[Dataset rows describing interfaces]
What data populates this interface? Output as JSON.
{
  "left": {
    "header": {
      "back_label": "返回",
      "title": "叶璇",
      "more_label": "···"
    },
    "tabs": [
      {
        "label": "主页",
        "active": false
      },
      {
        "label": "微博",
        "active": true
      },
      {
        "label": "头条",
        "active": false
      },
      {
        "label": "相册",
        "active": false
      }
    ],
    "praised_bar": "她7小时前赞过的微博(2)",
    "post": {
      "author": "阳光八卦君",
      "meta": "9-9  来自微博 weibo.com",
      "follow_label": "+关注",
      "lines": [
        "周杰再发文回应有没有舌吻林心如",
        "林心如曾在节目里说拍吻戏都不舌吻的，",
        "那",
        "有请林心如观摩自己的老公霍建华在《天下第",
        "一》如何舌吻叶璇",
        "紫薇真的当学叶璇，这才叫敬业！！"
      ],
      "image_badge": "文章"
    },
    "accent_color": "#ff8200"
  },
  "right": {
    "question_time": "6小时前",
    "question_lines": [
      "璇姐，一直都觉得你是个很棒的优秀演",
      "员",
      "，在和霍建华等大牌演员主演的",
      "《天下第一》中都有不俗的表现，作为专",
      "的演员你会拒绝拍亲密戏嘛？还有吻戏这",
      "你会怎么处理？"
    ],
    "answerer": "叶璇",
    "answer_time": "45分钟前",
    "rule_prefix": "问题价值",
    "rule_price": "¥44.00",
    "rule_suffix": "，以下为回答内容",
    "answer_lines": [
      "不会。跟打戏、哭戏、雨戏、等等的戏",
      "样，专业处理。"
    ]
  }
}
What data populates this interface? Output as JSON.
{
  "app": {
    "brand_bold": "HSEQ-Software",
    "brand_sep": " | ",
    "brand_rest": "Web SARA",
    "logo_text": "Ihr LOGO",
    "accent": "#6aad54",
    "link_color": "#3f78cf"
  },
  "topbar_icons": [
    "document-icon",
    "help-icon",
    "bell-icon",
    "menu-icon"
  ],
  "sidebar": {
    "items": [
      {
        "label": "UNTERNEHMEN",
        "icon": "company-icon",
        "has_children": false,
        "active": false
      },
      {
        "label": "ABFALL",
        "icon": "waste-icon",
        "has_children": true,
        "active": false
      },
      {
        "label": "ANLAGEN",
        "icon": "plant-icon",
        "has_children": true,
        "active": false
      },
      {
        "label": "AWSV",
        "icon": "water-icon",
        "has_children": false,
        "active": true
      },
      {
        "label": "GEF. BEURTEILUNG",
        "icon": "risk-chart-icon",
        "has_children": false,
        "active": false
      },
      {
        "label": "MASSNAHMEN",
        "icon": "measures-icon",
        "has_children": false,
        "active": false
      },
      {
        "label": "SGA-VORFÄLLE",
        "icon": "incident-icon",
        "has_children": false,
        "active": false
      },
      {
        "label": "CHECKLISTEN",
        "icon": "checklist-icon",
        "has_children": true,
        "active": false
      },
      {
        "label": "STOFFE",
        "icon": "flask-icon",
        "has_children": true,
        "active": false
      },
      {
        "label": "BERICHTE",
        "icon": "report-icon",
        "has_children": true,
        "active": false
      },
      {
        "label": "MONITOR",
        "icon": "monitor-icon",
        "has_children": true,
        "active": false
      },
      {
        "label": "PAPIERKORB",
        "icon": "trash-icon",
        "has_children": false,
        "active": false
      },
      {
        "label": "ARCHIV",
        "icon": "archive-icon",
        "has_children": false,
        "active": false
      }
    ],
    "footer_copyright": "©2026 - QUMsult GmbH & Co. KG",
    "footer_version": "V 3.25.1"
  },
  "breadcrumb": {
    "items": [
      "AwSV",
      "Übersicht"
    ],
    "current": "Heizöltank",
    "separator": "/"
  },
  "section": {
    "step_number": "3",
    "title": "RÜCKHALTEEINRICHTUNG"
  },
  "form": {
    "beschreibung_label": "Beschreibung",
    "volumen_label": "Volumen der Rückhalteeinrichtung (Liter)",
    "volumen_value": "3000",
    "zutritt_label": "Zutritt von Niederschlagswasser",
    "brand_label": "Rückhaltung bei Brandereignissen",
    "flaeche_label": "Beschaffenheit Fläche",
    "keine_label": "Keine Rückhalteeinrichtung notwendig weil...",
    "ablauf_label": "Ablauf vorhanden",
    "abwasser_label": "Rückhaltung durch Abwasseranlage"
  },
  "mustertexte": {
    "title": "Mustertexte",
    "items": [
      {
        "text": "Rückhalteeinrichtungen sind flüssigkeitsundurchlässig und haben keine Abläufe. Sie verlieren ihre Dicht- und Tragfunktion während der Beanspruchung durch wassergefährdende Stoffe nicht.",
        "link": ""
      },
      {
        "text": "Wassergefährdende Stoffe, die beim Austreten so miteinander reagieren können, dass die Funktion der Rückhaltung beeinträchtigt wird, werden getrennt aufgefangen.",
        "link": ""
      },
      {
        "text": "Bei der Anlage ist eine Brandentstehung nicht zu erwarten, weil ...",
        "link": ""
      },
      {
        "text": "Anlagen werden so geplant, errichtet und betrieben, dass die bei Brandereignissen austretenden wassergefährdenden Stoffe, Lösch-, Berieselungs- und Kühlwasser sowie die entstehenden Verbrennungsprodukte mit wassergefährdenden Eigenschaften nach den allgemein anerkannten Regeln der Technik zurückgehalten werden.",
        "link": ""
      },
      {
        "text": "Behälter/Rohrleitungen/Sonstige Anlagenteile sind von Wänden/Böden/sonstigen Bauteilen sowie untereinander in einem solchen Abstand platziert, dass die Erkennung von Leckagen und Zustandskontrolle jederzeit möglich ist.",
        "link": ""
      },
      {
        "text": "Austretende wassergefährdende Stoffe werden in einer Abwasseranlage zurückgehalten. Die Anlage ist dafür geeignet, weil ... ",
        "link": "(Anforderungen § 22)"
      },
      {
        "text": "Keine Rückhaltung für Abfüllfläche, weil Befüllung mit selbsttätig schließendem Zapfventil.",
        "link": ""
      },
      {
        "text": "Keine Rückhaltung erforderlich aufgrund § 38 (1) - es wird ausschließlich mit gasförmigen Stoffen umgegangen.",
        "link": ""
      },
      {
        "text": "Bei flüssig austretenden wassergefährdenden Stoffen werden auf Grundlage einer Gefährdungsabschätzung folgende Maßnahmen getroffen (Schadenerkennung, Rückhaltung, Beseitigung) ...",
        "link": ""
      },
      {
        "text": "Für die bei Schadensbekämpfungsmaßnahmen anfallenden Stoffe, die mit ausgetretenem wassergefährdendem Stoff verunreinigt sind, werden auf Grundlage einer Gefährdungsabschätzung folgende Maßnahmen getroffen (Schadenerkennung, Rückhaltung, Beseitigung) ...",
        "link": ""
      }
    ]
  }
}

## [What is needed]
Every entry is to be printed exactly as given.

## [The completed task]
What data populates this interface? Output as JSON.
{
  "left": {
    "header": {
      "back_label": "返回",
      "title": "叶璇",
      "more_label": "···"
    },
    "tabs": [
      {
        "label": "主页",
        "active": false
      },
      {
        "label": "微博",
        "active": true
      },
      {
        "label": "头条",
        "active": false
      },
      {
        "label": "相册",
        "active": false
      }
    ],
    "praised_bar": "她7小时前赞过的微博(2)",
    "post": {
      "author": "阳光八卦君",
      "meta": "9-9  来自微博 weibo.com",
      "follow_label": "+关注",
      "lines": [
        "周杰再发文回应有没有舌吻林心如",
        "林心如曾在节目里说拍吻戏都不舌吻的，",
        "那",
        "有请林心如观摩自己的老公霍建华在《天下第",
        "一》如何舌吻叶璇",
        "紫薇真的当学叶璇，这才叫敬业！！"
      ],
      "image_badge": "文章"
    },
    "accent_color": "#ff8200"
  },
  "right": {
    "question_time": "6小时前",
    "question_lines": [
      "璇姐，一直都觉得你是个很棒的优秀演",
      "员",
      "，在和霍建华等大牌演员主演的",
      "《天下第一》中都有不俗的表现，作为专",
      "的演员你会拒绝拍亲密戏嘛？还有吻戏这",
      "你会怎么处理？"
    ],
    "answerer": "叶璇",
    "answer_time": "45分钟前",
    "rule_prefix": "问题价值",
    "rule_price": "¥44.00",
    "rule_suffix": "，以下为回答内容",
    "answer_lines": [
      "不会。跟打戏、哭戏、雨戏、等等的戏",
      "样，专业处理。"
    ]
  }
}
What data populates this interface? Output as JSON.
{
  "app": {
    "brand_bold": "HSEQ-Software",
    "brand_sep": " | ",
    "brand_rest": "Web SARA",
    "logo_text": "Ihr LOGO",
    "accent": "#6aad54",
    "link_color": "#3f78cf"
  },
  "topbar_icons": [
    "document-icon",
    "help-icon",
    "bell-icon",
    "menu-icon"
  ],
  "sidebar": {
    "items": [
      {
        "label": "UNTERNEHMEN",
        "icon": "company-icon",
        "has_children": false,
        "active": false
      },
      {
        "label": "ABFALL",
        "icon": "waste-icon",
        "has_children": true,
        "active": false
      },
      {
        "label": "ANLAGEN",
        "icon": "plant-icon",
        "has_children": true,
        "active": false
      },
      {
        "label": "AWSV",
        "icon": "water-icon",
        "has_children": false,
        "active": true
      },
      {
        "label": "GEF. BEURTEILUNG",
        "icon": "risk-chart-icon",
        "has_children": false,
        "active": false
      },
      {
        "label": "MASSNAHMEN",
        "icon": "measures-icon",
        "has_children": false,
        "active": false
      },
      {
        "label": "SGA-VORFÄLLE",
        "icon": "incident-icon",
        "has_children": false,
        "active": false
      },
      {
        "label": "CHECKLISTEN",
        "icon": "checklist-icon",
        "has_children": true,
        "active": false
      },
      {
        "label": "STOFFE",
        "icon": "flask-icon",
        "has_children": true,
        "active": false
      },
      {
        "label": "BERICHTE",
        "icon": "report-icon",
        "has_children": true,
        "active": false
      },
      {
        "label": "MONITOR",
        "icon": "monitor-icon",
        "has_children": true,
        "active": false
      },
      {
        "label": "PAPIERKORB",
        "icon": "trash-icon",
        "has_children": false,
        "active": false
      },
      {
        "label": "ARCHIV",
        "icon": "archive-icon",
        "has_children": false,
        "active": false
      }
    ],
    "footer_copyright": "©2026 - QUMsult GmbH & Co. KG",
    "footer_version": "V 3.25.1"
  },
  "breadcrumb": {
    "items": [
      "AwSV",
      "Übersicht"
    ],
    "current": "Heizöltank",
    "separator": "/"
  },
  "section": {
    "step_number": "3",
    "title": "RÜCKHALTEEINRICHTUNG"
  },
  "form": {
    "beschreibung_label": "Beschreibung",
    "volumen_label": "Volumen der Rückhalteeinrichtung (Liter)",
    "volumen_value": "3000",
    "zutritt_label": "Zutritt von Niederschlagswasser",
    "brand_label": "Rückhaltung bei Brandereignissen",
    "flaeche_label": "Beschaffenheit Fläche",
    "keine_label": "Keine Rückhalteeinrichtung notwendig weil...",
    "ablauf_label": "Ablauf vorhanden",
    "abwasser_label": "Rückhaltung durch Abwasseranlage"
  },
  "mustertexte": {
    "title": "Mustertexte",
    "items": [
      {
        "text": "Rückhalteeinrichtungen sind flüssigkeitsundurchlässig und haben keine Abläufe. Sie verlieren ihre Dicht- und Tragfunktion während der Beanspruchung durch wassergefährdende Stoffe nicht.",
        "link": ""
      },
      {
        "text": "Wassergefährdende Stoffe, die beim Austreten so miteinander reagieren können, dass die Funktion der Rückhaltung beeinträchtigt wird, werden getrennt aufgefangen.",
        "link": ""
      },
      {
        "text": "Bei der Anlage ist eine Brandentstehung nicht zu erwarten, weil ...",
        "link": ""
      },
      {
        "text": "Anlagen werden so geplant, errichtet und betrieben, dass die bei Brandereignissen austretenden wassergefährdenden Stoffe, Lösch-, Berieselungs- und Kühlwasser sowie die entstehenden Verbrennungsprodukte mit wassergefährdenden Eigenschaften nach den allgemein anerkannten Regeln der Technik zurückgehalten werden.",
        "link": ""
      },
      {
        "text": "Behälter/Rohrleitungen/Sonstige Anlagenteile sind von Wänden/Böden/sonstigen Bauteilen sowie untereinander in einem solchen Abstand platziert, dass die Erkennung von Leckagen und Zustandskontrolle jederzeit möglich ist.",
        "link": ""
      },
      {
        "text": "Austretende wassergefährdende Stoffe werden in einer Abwasseranlage zurückgehalten. Die Anlage ist dafür geeignet, weil ... ",
        "link": "(Anforderungen § 22)"
      },
      {
        "text": "Keine Rückhaltung für Abfüllfläche, weil Befüllung mit selbsttätig schließendem Zapfventil.",
        "link": ""
      },
      {
        "text": "Keine Rückhaltung erforderlich aufgrund § 38 (1) - es wird ausschließlich mit gasförmigen Stoffen umgegangen.",
        "link": ""
      },
      {
        "text": "Bei flüssig austretenden wassergefährdenden Stoffen werden auf Grundlage einer Gefährdungsabschätzung folgende Maßnahmen getroffen (Schadenerkennung, Rückhaltung, Beseitigung) ...",
        "link": ""
      },
      {
        "text": "Für die bei Schadensbekämpfungsmaßnahmen anfallenden Stoffe, die mit ausgetretenem wassergefährdendem Stoff verunreinigt sind, werden auf Grundlage einer Gefährdungsabschätzung folgende Maßnahmen getroffen (Schadenerkennung, Rückhaltung, Beseitigung) ...",
        "link": ""
      }
    ]
  }
}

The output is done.